## BRIEF
Check every line of the records below for the string "with", then report only how many lines have it.

━━━━━ SOURCE MATERIAL

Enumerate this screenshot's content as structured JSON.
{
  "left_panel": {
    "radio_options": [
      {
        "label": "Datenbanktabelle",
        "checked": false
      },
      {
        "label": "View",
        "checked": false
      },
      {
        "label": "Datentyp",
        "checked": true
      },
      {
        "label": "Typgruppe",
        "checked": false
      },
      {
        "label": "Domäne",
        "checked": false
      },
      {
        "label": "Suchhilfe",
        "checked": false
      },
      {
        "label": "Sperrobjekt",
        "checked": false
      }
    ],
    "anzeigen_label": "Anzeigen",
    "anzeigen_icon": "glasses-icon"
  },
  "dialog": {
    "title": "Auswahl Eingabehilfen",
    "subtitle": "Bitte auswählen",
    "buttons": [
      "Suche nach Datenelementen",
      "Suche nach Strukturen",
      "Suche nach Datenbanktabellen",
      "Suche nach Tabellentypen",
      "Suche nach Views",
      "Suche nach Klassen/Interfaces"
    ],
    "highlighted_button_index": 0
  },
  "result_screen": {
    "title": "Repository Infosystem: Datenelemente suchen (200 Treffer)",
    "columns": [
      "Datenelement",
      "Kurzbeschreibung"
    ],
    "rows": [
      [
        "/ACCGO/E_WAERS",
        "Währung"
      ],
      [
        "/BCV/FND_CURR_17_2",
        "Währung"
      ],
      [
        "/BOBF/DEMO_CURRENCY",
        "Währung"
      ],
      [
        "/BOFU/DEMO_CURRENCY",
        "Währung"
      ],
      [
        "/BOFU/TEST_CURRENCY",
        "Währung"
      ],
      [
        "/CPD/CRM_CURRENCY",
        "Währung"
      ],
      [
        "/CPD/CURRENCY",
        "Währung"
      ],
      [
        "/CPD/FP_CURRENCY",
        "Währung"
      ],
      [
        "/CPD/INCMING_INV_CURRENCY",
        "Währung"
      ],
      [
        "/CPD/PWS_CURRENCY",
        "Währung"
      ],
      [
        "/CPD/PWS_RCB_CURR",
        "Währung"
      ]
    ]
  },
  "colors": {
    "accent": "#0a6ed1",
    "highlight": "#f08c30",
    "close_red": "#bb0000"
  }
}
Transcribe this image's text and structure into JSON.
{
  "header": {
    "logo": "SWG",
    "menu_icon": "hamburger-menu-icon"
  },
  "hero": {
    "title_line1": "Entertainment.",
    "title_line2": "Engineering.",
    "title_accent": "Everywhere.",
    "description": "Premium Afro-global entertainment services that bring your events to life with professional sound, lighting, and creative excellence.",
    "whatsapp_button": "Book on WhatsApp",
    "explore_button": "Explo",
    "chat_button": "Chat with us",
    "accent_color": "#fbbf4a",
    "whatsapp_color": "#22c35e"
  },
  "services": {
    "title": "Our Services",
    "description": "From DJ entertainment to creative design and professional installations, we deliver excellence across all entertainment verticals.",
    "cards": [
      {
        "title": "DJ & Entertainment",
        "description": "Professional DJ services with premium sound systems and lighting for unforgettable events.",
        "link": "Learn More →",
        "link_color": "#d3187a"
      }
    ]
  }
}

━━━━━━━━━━

## EXPECTED ANSWER
3